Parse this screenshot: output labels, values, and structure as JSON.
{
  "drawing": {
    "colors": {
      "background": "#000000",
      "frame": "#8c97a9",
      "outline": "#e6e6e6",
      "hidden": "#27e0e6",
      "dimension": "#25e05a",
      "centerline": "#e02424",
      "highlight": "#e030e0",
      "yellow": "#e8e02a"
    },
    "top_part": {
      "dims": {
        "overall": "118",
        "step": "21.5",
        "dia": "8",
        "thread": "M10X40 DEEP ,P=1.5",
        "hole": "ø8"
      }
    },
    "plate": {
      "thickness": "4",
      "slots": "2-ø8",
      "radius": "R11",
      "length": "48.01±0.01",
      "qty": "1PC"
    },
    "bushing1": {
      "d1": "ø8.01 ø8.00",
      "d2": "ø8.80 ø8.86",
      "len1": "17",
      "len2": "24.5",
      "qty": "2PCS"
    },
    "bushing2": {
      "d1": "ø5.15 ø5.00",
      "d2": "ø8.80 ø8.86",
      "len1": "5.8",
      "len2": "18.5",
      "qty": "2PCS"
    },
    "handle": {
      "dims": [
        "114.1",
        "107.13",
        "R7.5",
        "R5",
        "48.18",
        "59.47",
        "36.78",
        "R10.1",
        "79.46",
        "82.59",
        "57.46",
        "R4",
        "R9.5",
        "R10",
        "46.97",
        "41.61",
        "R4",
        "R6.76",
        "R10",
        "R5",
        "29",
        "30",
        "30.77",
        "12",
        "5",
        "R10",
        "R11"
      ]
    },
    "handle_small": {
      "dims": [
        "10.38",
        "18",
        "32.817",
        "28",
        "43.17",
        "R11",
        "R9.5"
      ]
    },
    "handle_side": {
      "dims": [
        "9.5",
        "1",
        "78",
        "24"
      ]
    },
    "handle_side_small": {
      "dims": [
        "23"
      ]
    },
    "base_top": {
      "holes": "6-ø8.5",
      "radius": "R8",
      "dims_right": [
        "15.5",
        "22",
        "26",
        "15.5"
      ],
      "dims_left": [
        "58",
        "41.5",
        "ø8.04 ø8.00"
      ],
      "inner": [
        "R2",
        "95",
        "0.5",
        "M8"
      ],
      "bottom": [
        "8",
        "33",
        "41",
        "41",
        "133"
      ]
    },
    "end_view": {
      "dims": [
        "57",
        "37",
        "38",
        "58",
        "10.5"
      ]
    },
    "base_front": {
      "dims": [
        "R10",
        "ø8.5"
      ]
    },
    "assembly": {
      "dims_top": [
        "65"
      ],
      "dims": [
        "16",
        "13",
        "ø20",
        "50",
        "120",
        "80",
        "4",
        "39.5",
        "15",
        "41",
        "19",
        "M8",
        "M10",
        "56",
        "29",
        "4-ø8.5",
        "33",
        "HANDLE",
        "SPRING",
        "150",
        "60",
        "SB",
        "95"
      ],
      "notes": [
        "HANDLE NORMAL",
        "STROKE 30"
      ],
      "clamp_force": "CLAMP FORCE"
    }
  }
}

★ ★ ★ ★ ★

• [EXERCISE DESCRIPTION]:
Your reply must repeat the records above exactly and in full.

• [REPLY TO THE EXERCISE]:
Parse this screenshot: output labels, values, and structure as JSON.
{
  "drawing": {
    "colors": {
      "background": "#000000",
      "frame": "#8c97a9",
      "outline": "#e6e6e6",
      "hidden": "#27e0e6",
      "dimension": "#25e05a",
      "centerline": "#e02424",
      "highlight": "#e030e0",
      "yellow": "#e8e02a"
    },
    "top_part": {
      "dims": {
        "overall": "118",
        "step": "21.5",
        "dia": "8",
        "thread": "M10X40 DEEP ,P=1.5",
        "hole": "ø8"
      }
    },
    "plate": {
      "thickness": "4",
      "slots": "2-ø8",
      "radius": "R11",
      "length": "48.01±0.01",
      "qty": "1PC"
    },
    "bushing1": {
      "d1": "ø8.01 ø8.00",
      "d2": "ø8.80 ø8.86",
      "len1": "17",
      "len2": "24.5",
      "qty": "2PCS"
    },
    "bushing2": {
      "d1": "ø5.15 ø5.00",
      "d2": "ø8.80 ø8.86",
      "len1": "5.8",
      "len2": "18.5",
      "qty": "2PCS"
    },
    "handle": {
      "dims": [
        "114.1",
        "107.13",
        "R7.5",
        "R5",
        "48.18",
        "59.47",
        "36.78",
        "R10.1",
        "79.46",
        "82.59",
        "57.46",
        "R4",
        "R9.5",
        "R10",
        "46.97",
        "41.61",
        "R4",
        "R6.76",
        "R10",
        "R5",
        "29",
        "30",
        "30.77",
        "12",
        "5",
        "R10",
        "R11"
      ]
    },
    "handle_small": {
      "dims": [
        "10.38",
        "18",
        "32.817",
        "28",
        "43.17",
        "R11",
        "R9.5"
      ]
    },
    "handle_side": {
      "dims": [
        "9.5",
        "1",
        "78",
        "24"
      ]
    },
    "handle_side_small": {
      "dims": [
        "23"
      ]
    },
    "base_top": {
      "holes": "6-ø8.5",
      "radius": "R8",
      "dims_right": [
        "15.5",
        "22",
        "26",
        "15.5"
      ],
      "dims_left": [
        "58",
        "41.5",
        "ø8.04 ø8.00"
      ],
      "inner": [
        "R2",
        "95",
        "0.5",
        "M8"
      ],
      "bottom": [
        "8",
        "33",
        "41",
        "41",
        "133"
      ]
    },
    "end_view": {
      "dims": [
        "57",
        "37",
        "38",
        "58",
        "10.5"
      ]
    },
    "base_front": {
      "dims": [
        "R10",
        "ø8.5"
      ]
    },
    "assembly": {
      "dims_top": [
        "65"
      ],
      "dims": [
        "16",
        "13",
        "ø20",
        "50",
        "120",
        "80",
        "4",
        "39.5",
        "15",
        "41",
        "19",
        "M8",
        "M10",
        "56",
        "29",
        "4-ø8.5",
        "33",
        "HANDLE",
        "SPRING",
        "150",
        "60",
        "SB",
        "95"
      ],
      "notes": [
        "HANDLE NORMAL",
        "STROKE 30"
      ],
      "clamp_force": "CLAMP FORCE"
    }
  }
}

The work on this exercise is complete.